%%

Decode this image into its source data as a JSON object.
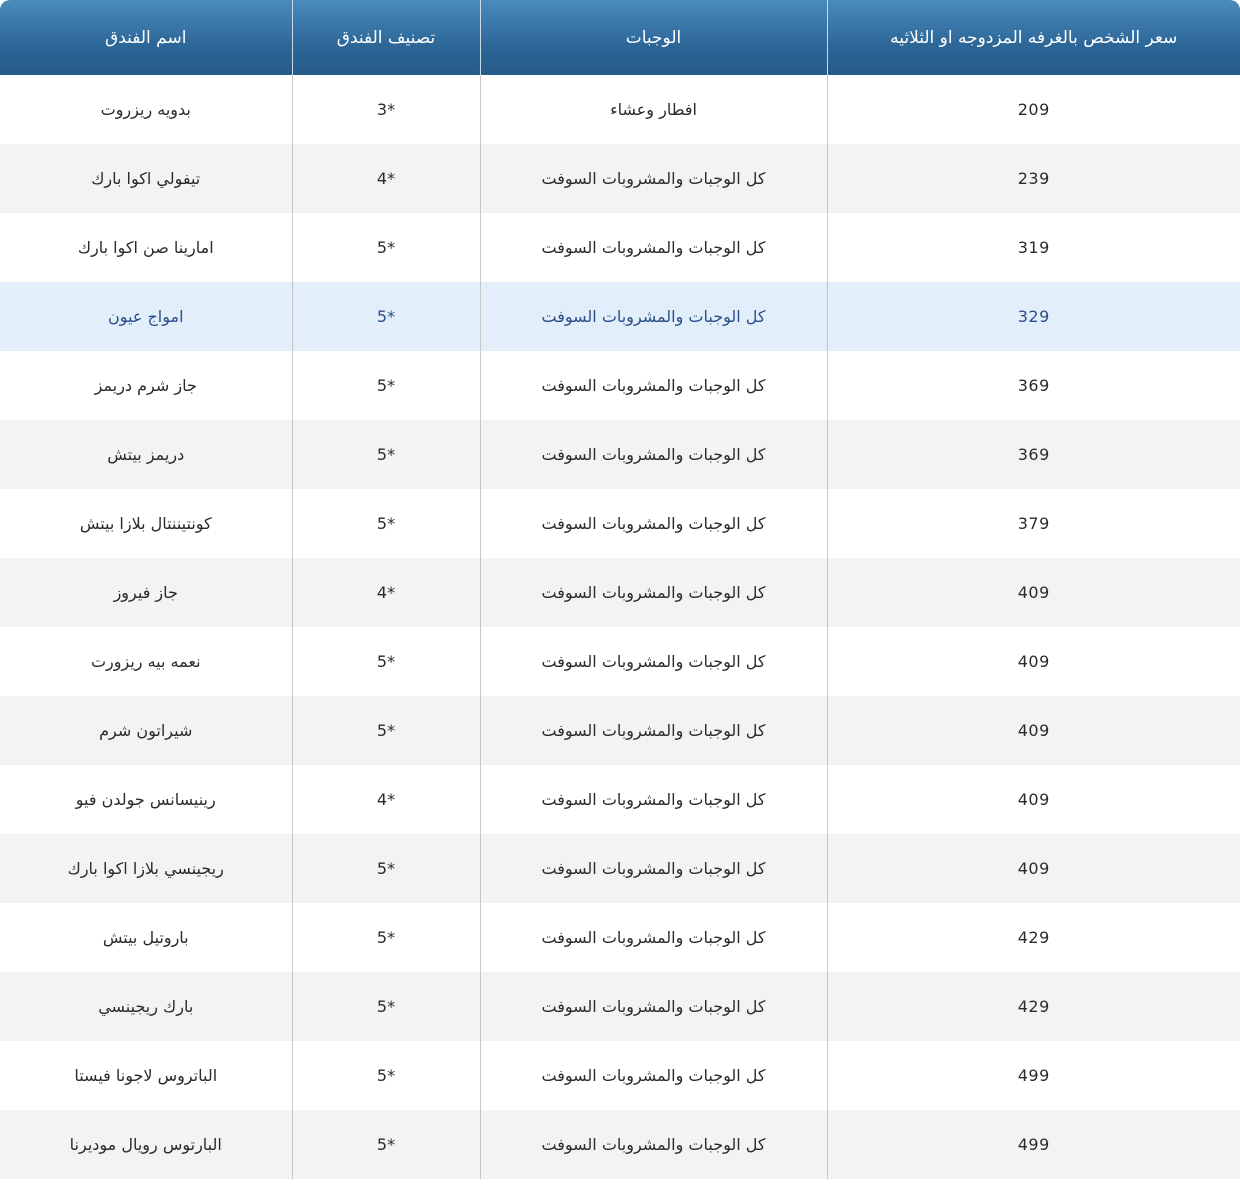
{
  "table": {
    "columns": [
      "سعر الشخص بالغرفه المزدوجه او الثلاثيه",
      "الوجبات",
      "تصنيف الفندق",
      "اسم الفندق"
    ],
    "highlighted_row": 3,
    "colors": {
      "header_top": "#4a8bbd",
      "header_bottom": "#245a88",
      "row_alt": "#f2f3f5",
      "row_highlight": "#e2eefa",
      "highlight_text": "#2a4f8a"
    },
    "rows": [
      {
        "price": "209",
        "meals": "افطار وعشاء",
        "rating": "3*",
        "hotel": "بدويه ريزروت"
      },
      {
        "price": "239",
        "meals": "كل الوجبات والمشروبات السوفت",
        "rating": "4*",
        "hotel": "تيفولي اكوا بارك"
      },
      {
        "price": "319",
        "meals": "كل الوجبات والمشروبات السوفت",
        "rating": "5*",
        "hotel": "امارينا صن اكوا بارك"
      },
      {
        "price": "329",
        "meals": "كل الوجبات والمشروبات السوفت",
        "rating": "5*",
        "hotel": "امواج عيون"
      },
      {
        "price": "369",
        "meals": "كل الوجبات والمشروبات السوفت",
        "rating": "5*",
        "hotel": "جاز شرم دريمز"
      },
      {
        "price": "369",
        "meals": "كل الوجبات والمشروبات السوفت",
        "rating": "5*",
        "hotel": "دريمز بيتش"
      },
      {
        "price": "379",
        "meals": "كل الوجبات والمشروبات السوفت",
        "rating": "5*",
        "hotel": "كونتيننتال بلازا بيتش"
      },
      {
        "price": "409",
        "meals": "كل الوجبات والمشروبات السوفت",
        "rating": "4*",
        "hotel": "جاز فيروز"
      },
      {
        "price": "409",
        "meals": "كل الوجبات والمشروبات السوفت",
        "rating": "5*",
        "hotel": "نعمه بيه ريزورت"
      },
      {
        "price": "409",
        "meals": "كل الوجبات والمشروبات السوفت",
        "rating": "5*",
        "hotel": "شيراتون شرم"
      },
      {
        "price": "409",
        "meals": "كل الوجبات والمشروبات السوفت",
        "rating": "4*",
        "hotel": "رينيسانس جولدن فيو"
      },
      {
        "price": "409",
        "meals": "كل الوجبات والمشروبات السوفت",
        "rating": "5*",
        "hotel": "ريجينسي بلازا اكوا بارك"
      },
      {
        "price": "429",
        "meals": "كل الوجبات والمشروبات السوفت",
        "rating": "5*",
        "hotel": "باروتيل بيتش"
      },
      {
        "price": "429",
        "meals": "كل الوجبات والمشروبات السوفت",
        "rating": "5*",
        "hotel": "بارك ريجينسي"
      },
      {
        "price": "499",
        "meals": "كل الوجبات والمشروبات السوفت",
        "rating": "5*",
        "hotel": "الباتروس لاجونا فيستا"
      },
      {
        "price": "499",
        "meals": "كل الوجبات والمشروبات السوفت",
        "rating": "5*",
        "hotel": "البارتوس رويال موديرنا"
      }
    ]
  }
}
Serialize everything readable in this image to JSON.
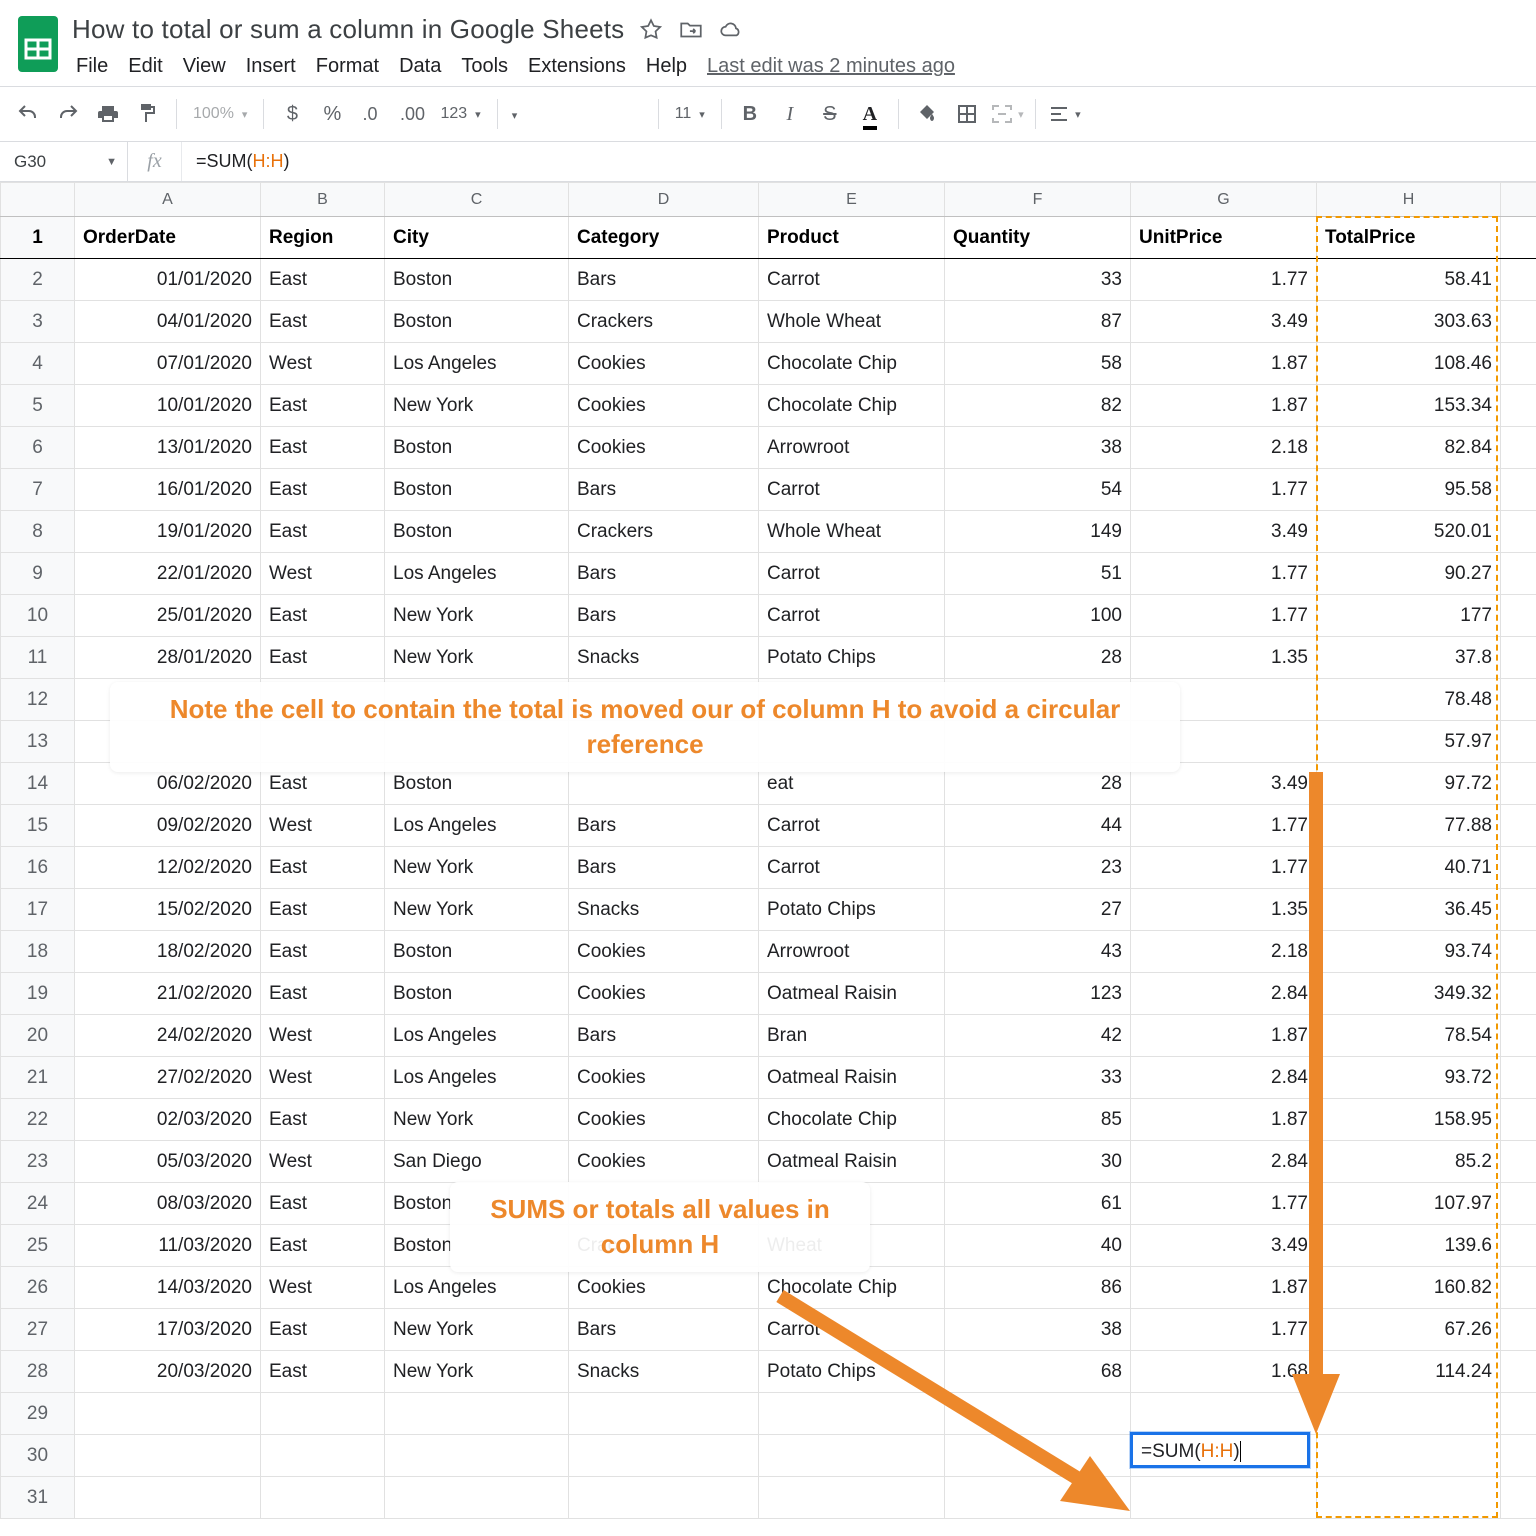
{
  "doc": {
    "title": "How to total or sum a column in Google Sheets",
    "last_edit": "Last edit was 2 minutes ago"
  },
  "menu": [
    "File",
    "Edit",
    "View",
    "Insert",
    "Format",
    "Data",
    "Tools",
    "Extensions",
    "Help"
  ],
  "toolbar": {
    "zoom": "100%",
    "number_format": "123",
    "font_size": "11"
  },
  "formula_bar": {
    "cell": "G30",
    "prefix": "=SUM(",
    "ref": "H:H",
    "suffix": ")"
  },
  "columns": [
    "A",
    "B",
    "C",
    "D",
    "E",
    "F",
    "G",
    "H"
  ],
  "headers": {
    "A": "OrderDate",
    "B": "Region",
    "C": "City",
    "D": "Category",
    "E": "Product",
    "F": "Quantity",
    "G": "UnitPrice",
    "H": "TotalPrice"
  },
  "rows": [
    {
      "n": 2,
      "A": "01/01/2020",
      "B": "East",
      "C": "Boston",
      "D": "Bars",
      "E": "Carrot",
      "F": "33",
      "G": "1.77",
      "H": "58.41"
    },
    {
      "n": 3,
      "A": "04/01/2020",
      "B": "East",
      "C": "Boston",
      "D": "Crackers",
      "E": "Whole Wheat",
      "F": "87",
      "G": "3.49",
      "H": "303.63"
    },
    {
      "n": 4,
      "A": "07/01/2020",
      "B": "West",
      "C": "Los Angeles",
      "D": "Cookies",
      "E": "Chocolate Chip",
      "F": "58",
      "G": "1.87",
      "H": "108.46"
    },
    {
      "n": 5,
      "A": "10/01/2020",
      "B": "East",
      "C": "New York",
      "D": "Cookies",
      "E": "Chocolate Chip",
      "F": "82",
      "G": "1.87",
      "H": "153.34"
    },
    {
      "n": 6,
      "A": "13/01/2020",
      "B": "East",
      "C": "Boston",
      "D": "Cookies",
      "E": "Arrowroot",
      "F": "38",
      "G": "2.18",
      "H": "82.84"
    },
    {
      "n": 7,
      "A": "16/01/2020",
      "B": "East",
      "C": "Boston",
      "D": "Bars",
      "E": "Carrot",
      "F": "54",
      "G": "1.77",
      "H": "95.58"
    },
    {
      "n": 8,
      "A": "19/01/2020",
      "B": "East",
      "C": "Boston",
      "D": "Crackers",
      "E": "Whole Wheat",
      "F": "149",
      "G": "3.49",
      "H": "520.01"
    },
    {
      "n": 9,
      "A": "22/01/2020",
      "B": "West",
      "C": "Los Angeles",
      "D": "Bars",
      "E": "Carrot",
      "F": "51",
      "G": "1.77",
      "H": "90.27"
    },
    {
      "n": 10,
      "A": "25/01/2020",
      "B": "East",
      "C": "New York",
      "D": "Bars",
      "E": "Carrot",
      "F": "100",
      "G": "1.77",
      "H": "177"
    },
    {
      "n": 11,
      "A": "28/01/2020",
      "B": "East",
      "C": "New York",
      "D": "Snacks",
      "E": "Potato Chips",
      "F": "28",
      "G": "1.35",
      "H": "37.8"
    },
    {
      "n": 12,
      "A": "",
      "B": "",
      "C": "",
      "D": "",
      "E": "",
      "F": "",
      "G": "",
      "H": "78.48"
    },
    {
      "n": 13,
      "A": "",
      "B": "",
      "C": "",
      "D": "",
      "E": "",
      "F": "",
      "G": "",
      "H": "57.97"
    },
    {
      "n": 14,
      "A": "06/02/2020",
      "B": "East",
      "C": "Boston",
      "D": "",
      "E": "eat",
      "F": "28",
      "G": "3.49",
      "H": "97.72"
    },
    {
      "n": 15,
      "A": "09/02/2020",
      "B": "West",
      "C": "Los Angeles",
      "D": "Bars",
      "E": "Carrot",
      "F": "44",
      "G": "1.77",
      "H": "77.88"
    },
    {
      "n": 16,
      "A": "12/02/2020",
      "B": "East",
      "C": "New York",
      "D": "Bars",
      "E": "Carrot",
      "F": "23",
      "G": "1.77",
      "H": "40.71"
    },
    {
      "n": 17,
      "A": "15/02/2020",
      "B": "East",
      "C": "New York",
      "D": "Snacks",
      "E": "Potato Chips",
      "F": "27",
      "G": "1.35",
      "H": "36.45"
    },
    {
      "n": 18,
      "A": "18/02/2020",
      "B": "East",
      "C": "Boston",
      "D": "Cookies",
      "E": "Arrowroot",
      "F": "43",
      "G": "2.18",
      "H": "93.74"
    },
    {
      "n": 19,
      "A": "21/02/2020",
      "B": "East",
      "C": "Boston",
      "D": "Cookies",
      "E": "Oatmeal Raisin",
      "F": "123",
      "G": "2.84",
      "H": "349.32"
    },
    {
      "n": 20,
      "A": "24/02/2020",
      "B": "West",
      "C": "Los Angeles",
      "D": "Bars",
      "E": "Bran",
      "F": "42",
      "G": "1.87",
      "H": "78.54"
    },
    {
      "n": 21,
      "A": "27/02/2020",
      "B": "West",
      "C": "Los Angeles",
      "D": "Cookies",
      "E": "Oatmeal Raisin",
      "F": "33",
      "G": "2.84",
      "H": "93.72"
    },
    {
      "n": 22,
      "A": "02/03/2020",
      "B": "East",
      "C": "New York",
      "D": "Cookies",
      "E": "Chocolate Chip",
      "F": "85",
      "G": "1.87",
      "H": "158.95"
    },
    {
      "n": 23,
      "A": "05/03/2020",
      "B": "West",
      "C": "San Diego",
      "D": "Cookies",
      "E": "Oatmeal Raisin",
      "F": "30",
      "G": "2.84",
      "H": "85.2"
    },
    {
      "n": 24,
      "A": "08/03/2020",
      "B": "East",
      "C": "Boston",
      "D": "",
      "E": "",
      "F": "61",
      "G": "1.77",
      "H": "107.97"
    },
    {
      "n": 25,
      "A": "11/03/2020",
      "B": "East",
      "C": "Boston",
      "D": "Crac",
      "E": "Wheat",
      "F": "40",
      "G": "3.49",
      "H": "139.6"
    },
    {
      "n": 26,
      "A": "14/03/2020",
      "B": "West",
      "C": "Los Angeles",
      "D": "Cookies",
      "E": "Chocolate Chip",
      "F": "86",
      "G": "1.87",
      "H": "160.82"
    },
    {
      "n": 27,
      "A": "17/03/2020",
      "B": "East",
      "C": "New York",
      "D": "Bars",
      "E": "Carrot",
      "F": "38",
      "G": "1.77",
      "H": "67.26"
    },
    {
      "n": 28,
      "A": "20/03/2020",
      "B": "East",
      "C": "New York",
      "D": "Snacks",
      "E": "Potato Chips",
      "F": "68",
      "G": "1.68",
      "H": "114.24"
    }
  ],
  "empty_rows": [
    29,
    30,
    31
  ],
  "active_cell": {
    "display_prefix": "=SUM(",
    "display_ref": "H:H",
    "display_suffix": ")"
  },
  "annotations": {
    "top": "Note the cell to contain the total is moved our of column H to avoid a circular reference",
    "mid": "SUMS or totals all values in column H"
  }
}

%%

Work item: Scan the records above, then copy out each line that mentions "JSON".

Output for this exercise:
Decode this image into its source data as a JSON object.
Serialize everything readable in this image to JSON.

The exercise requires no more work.